Many types of cancer cells constitutively express major molecular chaperones at high levels. Recent findings demonstrate that specific depletion of individual chaperones, including various members of the Hsp70 family, small heat shock proteins, or VCP/p97, leads to activation of p53 pathway and subsequently triggers cellular senescence. Here we discuss a possibility that in cancer cells high levels of chaperones serve to keep the p53 signaling under control, thus allowing cancer cells to evade the default senescence and form tumors.
Previously we demonstrated that the heat shock transcription factor Hsf1 is indispensable for transformation of mammary epithelial cells by the Her2 oncogene. Since Hsf1 affects oncogene-induced senescence (OIS), these findings suggest that Hsf1 affects tumor initiation when OIS plays a role. Indeed, here we report that Hsf1 knockout suppressed mammary hyperplasia in Her2-expressing mice and reduced tumor emergence. On the other hand, Hsf1 expression increases with advanced breast cancer, indicating that there is an additional role of Hsf1 in tumor progression. We studied rare tumors that developed in Hsf1-knockout mice and found that these tumors grew slower than tumors in control animals and showed suppressed angiogenesis. Similarly, in the xenograft model, knockdown of Hsf1 suppressed angiogenesis, which was associated with suppression of the HIF-1 pathway. Suppression of HIF-1 was at the level of translation due to downregulation of the RNA-binding protein HuR. Importantly, besides HIF-1, HuR controls translation of other major regulators of cancer progression, many of which were suppressed in Hsf1-knockdown cells. Therefore, in addition to OIS, Hsf1 regulates the HuR–HIF-1 pathway, thus affecting both cancer initiation and progression.

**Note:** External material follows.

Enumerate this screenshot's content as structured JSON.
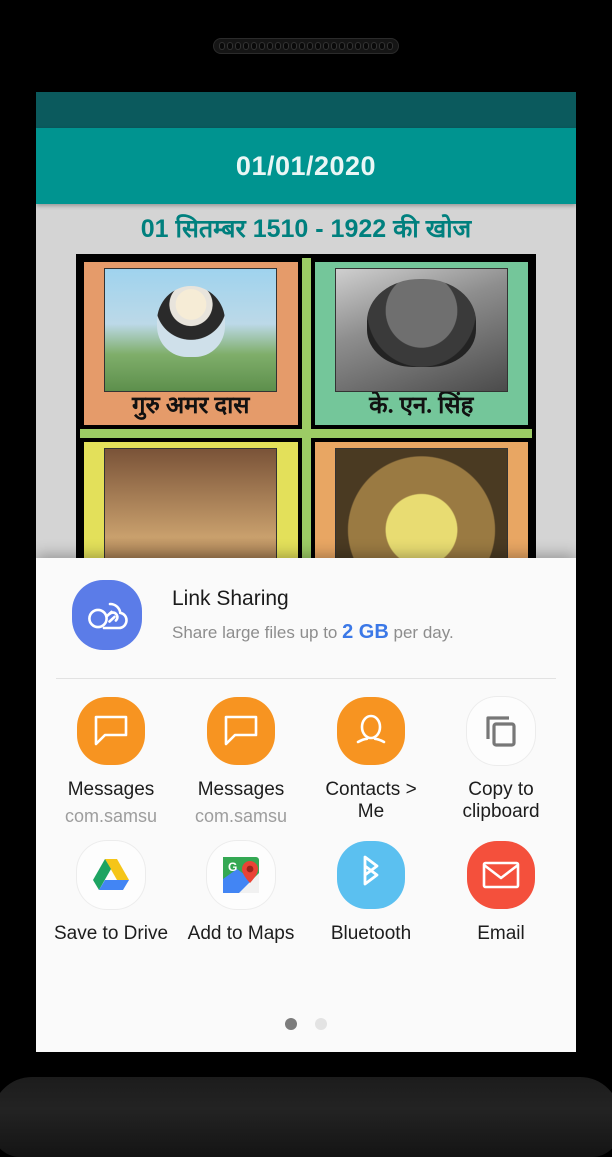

Necrotizing enterocolitis (NEC) is a leading cause of morbidity and mortality in premature infants. During NEC pathogenesis, bacteria are able to penetrate innate immune defenses and invade the intestinal epithelial layer, causing subsequent inflammation and tissue necrosis. Normally, Paneth cells appear in the intestinal crypts during the first trimester of human pregnancy. Paneth cells constitute a major component of the innate immune system by producing multiple antimicrobial peptides and proinflammatory mediators. To better understand the possible role of Paneth cell disruption in NEC, we quantified the number of Paneth cells present in infants with NEC and found that they were significantly decreased compared with age-matched controls. We were able to model this loss in the intestine of postnatal day (P)14-P16 (immature) mice by treating them with the zinc chelator dithizone. Intestines from dithizone-treated animals retained approximately half the number of Paneth cells compared with controls. Furthermore, by combining dithizone treatment with exposure to Klebsiella pneumoniae, we were able to induce intestinal injury and inflammatory induction that resembles human NEC. Additionally, this novel Paneth cell ablation model produces NEC-like pathology that is consistent with other currently used animal models, but this technique is simpler to use, can be used in older animals that have been dam fed, and represents a novel line of investigation to study NEC pathogenesis and treatment.